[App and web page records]
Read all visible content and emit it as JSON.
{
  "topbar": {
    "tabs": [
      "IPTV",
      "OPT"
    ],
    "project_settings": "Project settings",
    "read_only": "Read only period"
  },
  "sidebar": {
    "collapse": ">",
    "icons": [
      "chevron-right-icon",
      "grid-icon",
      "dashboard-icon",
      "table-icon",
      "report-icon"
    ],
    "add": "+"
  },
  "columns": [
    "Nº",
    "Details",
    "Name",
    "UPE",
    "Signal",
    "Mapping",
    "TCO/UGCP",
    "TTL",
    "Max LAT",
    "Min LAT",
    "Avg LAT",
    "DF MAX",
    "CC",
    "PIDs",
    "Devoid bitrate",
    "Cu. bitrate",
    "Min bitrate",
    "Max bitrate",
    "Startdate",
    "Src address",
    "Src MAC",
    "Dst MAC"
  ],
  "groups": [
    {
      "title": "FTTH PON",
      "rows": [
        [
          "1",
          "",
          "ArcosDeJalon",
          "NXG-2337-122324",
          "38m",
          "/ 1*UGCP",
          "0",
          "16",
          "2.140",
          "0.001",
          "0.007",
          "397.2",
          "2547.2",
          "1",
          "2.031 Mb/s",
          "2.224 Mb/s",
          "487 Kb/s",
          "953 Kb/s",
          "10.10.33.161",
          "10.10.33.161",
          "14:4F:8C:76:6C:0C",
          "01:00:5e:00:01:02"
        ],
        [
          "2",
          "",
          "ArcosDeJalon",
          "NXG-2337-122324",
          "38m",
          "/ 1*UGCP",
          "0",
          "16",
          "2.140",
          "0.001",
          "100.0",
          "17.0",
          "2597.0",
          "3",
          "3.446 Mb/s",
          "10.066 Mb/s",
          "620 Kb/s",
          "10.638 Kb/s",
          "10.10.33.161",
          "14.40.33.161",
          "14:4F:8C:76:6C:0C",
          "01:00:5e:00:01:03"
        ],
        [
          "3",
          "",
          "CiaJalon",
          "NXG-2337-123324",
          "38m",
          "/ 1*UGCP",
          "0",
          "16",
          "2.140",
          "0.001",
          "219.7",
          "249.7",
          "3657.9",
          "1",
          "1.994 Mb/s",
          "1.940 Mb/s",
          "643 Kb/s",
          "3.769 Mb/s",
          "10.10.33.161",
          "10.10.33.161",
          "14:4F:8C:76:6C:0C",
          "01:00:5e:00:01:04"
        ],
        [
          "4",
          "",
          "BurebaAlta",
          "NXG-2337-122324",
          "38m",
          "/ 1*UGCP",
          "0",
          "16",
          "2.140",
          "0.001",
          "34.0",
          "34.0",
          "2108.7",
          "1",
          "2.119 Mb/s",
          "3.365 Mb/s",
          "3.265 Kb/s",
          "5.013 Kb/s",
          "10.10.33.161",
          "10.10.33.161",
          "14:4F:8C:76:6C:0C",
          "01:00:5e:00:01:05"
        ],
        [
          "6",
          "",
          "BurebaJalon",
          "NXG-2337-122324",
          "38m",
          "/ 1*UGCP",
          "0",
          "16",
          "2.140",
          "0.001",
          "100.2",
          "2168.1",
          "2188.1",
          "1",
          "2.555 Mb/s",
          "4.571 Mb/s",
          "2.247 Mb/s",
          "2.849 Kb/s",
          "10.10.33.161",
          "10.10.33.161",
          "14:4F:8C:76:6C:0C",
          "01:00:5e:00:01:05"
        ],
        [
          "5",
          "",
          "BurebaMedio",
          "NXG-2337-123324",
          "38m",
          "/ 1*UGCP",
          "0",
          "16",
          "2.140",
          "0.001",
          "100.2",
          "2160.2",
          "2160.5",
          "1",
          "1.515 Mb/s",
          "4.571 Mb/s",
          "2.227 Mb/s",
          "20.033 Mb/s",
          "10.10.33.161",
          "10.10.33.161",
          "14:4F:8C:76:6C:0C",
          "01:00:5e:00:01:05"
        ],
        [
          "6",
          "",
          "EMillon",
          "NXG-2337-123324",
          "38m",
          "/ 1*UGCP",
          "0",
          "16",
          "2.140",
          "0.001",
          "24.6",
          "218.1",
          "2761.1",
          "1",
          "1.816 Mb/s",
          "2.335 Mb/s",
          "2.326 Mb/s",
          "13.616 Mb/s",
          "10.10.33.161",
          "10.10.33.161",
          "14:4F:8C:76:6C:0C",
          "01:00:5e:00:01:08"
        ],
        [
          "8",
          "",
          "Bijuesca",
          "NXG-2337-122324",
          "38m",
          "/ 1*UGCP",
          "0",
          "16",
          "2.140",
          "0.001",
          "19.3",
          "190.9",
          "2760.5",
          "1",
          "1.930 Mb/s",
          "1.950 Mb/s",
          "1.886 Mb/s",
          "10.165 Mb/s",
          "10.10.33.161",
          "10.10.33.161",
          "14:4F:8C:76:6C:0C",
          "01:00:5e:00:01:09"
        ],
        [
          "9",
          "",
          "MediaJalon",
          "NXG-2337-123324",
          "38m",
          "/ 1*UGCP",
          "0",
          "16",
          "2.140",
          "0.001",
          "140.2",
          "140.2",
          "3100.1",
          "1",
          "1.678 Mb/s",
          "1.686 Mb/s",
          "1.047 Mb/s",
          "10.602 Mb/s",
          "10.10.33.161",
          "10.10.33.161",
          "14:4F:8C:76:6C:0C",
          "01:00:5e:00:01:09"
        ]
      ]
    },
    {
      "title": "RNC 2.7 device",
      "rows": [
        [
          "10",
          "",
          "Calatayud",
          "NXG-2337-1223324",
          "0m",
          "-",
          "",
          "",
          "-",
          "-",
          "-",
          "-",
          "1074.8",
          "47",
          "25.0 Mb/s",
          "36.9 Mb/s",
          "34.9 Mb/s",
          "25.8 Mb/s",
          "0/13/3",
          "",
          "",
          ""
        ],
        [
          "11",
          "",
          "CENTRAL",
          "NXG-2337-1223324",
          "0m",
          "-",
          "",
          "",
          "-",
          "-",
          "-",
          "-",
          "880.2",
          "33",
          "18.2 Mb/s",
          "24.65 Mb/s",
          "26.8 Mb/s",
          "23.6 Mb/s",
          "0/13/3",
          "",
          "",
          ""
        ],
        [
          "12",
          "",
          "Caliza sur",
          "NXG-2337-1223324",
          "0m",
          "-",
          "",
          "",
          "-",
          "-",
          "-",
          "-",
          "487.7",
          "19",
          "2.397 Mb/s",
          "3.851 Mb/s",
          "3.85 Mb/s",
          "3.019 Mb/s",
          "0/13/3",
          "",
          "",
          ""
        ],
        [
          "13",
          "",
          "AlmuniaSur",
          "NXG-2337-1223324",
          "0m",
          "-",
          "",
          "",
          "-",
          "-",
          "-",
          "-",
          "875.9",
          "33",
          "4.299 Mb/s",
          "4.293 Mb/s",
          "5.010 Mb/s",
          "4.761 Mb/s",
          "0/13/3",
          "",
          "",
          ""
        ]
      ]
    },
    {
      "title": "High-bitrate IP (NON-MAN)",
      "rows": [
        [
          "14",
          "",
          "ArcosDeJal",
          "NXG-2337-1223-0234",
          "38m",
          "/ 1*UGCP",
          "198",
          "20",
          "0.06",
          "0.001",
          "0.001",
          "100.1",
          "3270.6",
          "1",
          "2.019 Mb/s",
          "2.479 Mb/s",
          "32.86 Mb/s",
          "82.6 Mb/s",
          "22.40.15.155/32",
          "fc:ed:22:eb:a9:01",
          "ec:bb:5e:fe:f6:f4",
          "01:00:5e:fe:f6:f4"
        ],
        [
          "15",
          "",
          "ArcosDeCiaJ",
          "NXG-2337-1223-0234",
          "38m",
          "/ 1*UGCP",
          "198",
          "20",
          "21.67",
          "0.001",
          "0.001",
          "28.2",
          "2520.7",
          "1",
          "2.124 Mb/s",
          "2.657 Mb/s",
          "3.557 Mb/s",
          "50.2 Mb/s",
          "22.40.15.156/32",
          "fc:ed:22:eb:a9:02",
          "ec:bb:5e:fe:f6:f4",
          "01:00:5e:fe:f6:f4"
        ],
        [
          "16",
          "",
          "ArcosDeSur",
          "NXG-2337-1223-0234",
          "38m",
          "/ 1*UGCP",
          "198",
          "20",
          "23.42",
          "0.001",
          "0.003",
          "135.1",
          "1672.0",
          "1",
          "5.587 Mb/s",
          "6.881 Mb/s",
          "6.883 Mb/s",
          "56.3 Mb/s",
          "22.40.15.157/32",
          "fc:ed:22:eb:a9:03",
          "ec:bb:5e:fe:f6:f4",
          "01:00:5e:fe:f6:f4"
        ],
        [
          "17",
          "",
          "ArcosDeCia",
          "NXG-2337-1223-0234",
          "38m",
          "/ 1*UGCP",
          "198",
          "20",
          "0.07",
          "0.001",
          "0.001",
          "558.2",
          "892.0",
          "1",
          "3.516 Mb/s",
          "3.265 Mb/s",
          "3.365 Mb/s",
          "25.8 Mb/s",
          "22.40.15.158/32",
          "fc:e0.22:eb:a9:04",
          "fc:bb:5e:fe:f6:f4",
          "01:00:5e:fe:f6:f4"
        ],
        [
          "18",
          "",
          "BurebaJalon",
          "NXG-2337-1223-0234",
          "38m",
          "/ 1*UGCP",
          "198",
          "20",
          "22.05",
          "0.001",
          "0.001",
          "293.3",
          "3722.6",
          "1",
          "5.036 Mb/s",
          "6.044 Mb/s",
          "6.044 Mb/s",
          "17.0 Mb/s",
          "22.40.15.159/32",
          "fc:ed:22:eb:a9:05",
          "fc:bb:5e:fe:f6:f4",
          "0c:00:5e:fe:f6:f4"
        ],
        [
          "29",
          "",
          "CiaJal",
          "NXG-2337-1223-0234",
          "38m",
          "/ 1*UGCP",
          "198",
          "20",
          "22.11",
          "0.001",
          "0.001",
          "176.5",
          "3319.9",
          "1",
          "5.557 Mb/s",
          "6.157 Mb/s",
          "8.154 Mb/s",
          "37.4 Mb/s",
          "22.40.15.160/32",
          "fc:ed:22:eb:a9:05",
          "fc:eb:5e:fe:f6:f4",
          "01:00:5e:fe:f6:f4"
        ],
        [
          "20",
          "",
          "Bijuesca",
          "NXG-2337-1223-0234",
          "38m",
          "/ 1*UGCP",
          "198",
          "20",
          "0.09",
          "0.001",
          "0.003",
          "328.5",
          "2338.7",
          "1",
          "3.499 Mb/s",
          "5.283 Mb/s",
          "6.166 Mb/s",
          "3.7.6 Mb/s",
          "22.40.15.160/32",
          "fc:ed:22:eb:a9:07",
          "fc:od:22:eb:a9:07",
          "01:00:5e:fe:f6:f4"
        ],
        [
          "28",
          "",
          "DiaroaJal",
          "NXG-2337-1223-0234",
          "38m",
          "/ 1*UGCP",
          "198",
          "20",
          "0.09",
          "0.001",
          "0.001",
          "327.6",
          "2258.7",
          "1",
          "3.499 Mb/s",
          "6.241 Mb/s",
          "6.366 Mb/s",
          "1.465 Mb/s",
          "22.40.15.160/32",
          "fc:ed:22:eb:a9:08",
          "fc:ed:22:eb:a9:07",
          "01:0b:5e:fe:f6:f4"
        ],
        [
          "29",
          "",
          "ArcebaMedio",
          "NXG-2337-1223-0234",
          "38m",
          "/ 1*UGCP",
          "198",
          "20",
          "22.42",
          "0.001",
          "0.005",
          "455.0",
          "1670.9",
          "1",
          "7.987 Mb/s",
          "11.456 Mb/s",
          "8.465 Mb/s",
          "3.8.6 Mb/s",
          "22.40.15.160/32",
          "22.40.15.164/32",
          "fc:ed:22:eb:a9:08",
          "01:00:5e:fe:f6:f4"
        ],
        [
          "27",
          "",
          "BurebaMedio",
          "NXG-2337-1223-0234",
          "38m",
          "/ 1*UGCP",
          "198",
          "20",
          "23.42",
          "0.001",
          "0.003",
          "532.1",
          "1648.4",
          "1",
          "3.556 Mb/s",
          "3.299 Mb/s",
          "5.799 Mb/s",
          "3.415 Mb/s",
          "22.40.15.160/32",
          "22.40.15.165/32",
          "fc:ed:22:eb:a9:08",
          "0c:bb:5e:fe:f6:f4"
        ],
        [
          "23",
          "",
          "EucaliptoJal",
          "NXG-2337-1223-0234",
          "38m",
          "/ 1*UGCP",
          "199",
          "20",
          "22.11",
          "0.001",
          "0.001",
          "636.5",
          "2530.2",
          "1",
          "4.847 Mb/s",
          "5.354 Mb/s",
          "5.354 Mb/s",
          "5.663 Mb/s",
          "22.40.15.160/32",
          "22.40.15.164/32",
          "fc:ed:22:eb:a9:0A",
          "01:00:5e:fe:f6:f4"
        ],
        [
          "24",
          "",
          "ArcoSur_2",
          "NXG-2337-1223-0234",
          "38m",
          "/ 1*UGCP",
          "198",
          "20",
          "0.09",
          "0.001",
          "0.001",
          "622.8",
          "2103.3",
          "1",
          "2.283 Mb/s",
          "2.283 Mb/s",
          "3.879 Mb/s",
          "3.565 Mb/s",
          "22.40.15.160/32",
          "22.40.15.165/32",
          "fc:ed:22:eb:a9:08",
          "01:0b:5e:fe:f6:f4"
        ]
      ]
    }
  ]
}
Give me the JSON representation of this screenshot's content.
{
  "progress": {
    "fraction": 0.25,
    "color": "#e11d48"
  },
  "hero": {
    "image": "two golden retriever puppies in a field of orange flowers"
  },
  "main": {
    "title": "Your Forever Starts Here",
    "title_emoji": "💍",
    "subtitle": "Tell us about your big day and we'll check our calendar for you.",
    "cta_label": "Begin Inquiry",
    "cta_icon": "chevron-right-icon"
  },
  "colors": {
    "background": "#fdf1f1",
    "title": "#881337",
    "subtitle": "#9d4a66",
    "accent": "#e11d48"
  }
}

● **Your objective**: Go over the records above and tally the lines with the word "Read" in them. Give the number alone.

● **Written reply**: 2